Whilst we may consider the widely used ‘float’ glass to be clear – it isn’t actually as clear as you may think! Believe it or not it isn’t actually the most transparent glass you can get – low iron glass is. Bear with me – things will become clearer soon… trust me – I’m a professional glass artist!
Regular readers of my blog will know I have chosen to work with glass due to its natural beauty and incredible versatility. This is demonstrated in the diverse range of products I produce, from glass house number and name plaques to exquisitely engraved indoor lights and external sculptures. Lately I have received a number of enquiries regarding low iron glass, especially for my illuminated options of house number and name plaques. As this may be due to the additional light making the slight colour difference slightly more apparent, I thought I would use this months’ blog to explain how it differs from the more widely known clear, or float glass.
The eagle eyed amongst you may already have noticed that the more widely used float glass has a greenish blue tint; this is due to the higher levels of iron impurities it contains – this becomes more noticeable when compared alongside low iron glass. Low iron glass, as the name implies, is not affected by these high levels of iron-oxide so does not give off this discolouration and subsequently offers a more pure clarity.
We take for granted now that glass can come in a range of shades, shapes and sizes. It has numerous uses and is also extremely eco-friendly as it can be recycled an infinite number of times. The main difference between float glass and low iron glass is that the composition of the actual glass has been altered resulting in an even clearer transparency.
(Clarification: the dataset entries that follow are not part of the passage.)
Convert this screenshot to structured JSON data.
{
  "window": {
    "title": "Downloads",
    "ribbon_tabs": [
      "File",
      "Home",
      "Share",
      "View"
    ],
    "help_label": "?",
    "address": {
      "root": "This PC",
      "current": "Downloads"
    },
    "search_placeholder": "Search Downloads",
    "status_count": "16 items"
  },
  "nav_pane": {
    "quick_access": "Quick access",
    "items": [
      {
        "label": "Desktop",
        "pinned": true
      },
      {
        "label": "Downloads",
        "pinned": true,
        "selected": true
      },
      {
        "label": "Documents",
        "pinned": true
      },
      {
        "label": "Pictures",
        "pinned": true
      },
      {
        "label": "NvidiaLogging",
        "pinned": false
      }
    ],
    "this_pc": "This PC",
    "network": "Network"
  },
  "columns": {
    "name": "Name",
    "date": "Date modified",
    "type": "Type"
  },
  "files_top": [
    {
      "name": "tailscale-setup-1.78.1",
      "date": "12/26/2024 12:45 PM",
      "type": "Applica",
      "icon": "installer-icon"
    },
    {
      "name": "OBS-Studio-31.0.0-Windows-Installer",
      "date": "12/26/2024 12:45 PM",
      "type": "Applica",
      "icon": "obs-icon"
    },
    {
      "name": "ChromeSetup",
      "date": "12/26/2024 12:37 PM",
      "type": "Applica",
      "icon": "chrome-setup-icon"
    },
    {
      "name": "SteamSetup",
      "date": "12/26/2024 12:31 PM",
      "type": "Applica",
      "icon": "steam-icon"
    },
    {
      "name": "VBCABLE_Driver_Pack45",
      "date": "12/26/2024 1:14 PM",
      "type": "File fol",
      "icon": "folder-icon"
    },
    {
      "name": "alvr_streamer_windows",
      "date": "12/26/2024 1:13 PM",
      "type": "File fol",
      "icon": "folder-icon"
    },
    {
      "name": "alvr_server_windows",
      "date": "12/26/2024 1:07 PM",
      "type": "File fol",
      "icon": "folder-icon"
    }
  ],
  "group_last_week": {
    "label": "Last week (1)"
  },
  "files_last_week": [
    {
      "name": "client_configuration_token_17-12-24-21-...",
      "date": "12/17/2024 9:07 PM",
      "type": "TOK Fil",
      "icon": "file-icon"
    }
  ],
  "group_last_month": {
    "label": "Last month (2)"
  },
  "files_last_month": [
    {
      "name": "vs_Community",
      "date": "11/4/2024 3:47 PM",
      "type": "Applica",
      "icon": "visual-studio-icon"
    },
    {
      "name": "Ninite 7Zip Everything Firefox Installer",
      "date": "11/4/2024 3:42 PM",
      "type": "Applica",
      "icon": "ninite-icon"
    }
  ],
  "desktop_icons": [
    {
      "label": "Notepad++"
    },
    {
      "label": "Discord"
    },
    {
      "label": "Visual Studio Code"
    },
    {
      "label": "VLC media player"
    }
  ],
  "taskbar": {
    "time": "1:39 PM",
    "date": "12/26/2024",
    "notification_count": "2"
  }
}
By reducing the level of iron found in float glass you also remove iron-oxide impurities that give it a greenish blue tinge that becomes even more apparent the thicker the glass gets. This low iron glass is much better for colour matching due to its increased transparency and gives a much brighter and purer refraction of light.
Low iron glass isn’t necessarily a more superior glass to float glass; it just provides a clearer edge and subsequently a more pure whiter finish to the engraving so it really does depend on the finished look the client is wishing to achieve. It is really a case of personal preference whether to use float or low iron glass, both have been in existence for a long time. I can use either when making my glass house number plaques and name signs; they are all made to the highest standard with each one is hand crafted by myself to ensure a unique finish on every order.
I have noticed an increase in clients requesting their house number plaques written out in letters rather than the traditional number form and, as with all my products, I am happy to discuss your specific requirements – whether that be float glass or the clearer low iron glass and work with you to achieve exactly the end product you desire. All my glass products are handmade to order and are guaranteed to be of far superior quality and offering greater longevity compared to cheaper acrylic versions. My glass and slate house numbers and name plaques truly are the sophisticated choice for the discerning homeowner.